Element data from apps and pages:
---

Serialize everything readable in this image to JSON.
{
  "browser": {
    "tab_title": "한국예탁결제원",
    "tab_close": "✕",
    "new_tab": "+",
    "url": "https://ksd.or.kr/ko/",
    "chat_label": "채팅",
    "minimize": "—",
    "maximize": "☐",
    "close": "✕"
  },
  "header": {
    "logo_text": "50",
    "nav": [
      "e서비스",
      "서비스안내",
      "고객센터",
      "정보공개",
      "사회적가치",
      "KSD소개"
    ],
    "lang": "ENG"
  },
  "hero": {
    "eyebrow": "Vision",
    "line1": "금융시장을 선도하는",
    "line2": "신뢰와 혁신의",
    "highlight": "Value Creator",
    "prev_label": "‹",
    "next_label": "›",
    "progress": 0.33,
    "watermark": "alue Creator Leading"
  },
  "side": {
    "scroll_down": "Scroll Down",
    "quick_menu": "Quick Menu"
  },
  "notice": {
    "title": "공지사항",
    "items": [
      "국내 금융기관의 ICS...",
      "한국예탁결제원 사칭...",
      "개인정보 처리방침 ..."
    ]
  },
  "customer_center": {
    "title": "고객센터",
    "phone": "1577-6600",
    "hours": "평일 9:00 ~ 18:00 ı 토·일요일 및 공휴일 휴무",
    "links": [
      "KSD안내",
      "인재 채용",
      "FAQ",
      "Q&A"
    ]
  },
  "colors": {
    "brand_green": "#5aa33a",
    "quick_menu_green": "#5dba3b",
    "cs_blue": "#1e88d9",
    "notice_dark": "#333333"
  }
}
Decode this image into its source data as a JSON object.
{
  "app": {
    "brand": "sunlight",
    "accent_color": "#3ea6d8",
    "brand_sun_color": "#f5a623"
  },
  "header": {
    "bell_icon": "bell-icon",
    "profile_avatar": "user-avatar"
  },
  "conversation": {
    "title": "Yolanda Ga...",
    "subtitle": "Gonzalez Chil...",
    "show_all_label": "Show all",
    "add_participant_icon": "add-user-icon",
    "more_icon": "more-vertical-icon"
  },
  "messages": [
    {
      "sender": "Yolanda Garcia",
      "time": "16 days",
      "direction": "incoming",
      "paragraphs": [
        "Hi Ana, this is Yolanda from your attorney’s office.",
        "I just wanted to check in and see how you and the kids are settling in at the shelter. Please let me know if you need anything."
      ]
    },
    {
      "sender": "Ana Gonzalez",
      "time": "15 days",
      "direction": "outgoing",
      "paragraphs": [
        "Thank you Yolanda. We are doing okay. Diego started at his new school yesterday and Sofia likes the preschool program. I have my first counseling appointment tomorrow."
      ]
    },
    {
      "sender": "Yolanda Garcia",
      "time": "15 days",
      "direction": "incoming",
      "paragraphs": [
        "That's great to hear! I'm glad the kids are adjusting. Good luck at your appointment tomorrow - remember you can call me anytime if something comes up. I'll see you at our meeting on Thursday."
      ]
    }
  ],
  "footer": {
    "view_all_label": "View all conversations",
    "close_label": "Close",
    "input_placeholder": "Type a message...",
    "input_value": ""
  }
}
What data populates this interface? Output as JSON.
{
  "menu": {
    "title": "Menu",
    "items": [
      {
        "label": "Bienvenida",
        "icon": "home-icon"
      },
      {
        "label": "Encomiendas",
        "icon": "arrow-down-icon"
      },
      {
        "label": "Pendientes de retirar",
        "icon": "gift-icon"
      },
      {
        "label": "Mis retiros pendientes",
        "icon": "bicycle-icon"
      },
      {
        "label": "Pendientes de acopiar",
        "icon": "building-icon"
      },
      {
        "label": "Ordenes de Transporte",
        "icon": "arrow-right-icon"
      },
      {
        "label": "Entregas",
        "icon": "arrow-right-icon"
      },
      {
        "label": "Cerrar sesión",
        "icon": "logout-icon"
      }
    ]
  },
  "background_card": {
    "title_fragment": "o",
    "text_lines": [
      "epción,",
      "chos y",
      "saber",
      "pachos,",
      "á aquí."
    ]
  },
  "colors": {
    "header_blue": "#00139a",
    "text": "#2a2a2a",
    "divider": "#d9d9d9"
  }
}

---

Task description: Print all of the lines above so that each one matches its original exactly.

Response to this exercise:
Serialize everything readable in this image to JSON.
{
  "browser": {
    "tab_title": "한국예탁결제원",
    "tab_close": "✕",
    "new_tab": "+",
    "url": "https://ksd.or.kr/ko/",
    "chat_label": "채팅",
    "minimize": "—",
    "maximize": "☐",
    "close": "✕"
  },
  "header": {
    "logo_text": "50",
    "nav": [
      "e서비스",
      "서비스안내",
      "고객센터",
      "정보공개",
      "사회적가치",
      "KSD소개"
    ],
    "lang": "ENG"
  },
  "hero": {
    "eyebrow": "Vision",
    "line1": "금융시장을 선도하는",
    "line2": "신뢰와 혁신의",
    "highlight": "Value Creator",
    "prev_label": "‹",
    "next_label": "›",
    "progress": 0.33,
    "watermark": "alue Creator Leading"
  },
  "side": {
    "scroll_down": "Scroll Down",
    "quick_menu": "Quick Menu"
  },
  "notice": {
    "title": "공지사항",
    "items": [
      "국내 금융기관의 ICS...",
      "한국예탁결제원 사칭...",
      "개인정보 처리방침 ..."
    ]
  },
  "customer_center": {
    "title": "고객센터",
    "phone": "1577-6600",
    "hours": "평일 9:00 ~ 18:00 ı 토·일요일 및 공휴일 휴무",
    "links": [
      "KSD안내",
      "인재 채용",
      "FAQ",
      "Q&A"
    ]
  },
  "colors": {
    "brand_green": "#5aa33a",
    "quick_menu_green": "#5dba3b",
    "cs_blue": "#1e88d9",
    "notice_dark": "#333333"
  }
}
Decode this image into its source data as a JSON object.
{
  "app": {
    "brand": "sunlight",
    "accent_color": "#3ea6d8",
    "brand_sun_color": "#f5a623"
  },
  "header": {
    "bell_icon": "bell-icon",
    "profile_avatar": "user-avatar"
  },
  "conversation": {
    "title": "Yolanda Ga...",
    "subtitle": "Gonzalez Chil...",
    "show_all_label": "Show all",
    "add_participant_icon": "add-user-icon",
    "more_icon": "more-vertical-icon"
  },
  "messages": [
    {
      "sender": "Yolanda Garcia",
      "time": "16 days",
      "direction": "incoming",
      "paragraphs": [
        "Hi Ana, this is Yolanda from your attorney’s office.",
        "I just wanted to check in and see how you and the kids are settling in at the shelter. Please let me know if you need anything."
      ]
    },
    {
      "sender": "Ana Gonzalez",
      "time": "15 days",
      "direction": "outgoing",
      "paragraphs": [
        "Thank you Yolanda. We are doing okay. Diego started at his new school yesterday and Sofia likes the preschool program. I have my first counseling appointment tomorrow."
      ]
    },
    {
      "sender": "Yolanda Garcia",
      "time": "15 days",
      "direction": "incoming",
      "paragraphs": [
        "That's great to hear! I'm glad the kids are adjusting. Good luck at your appointment tomorrow - remember you can call me anytime if something comes up. I'll see you at our meeting on Thursday."
      ]
    }
  ],
  "footer": {
    "view_all_label": "View all conversations",
    "close_label": "Close",
    "input_placeholder": "Type a message...",
    "input_value": ""
  }
}
What data populates this interface? Output as JSON.
{
  "menu": {
    "title": "Menu",
    "items": [
      {
        "label": "Bienvenida",
        "icon": "home-icon"
      },
      {
        "label": "Encomiendas",
        "icon": "arrow-down-icon"
      },
      {
        "label": "Pendientes de retirar",
        "icon": "gift-icon"
      },
      {
        "label": "Mis retiros pendientes",
        "icon": "bicycle-icon"
      },
      {
        "label": "Pendientes de acopiar",
        "icon": "building-icon"
      },
      {
        "label": "Ordenes de Transporte",
        "icon": "arrow-right-icon"
      },
      {
        "label": "Entregas",
        "icon": "arrow-right-icon"
      },
      {
        "label": "Cerrar sesión",
        "icon": "logout-icon"
      }
    ]
  },
  "background_card": {
    "title_fragment": "o",
    "text_lines": [
      "epción,",
      "chos y",
      "saber",
      "pachos,",
      "á aquí."
    ]
  },
  "colors": {
    "header_blue": "#00139a",
    "text": "#2a2a2a",
    "divider": "#d9d9d9"
  }
}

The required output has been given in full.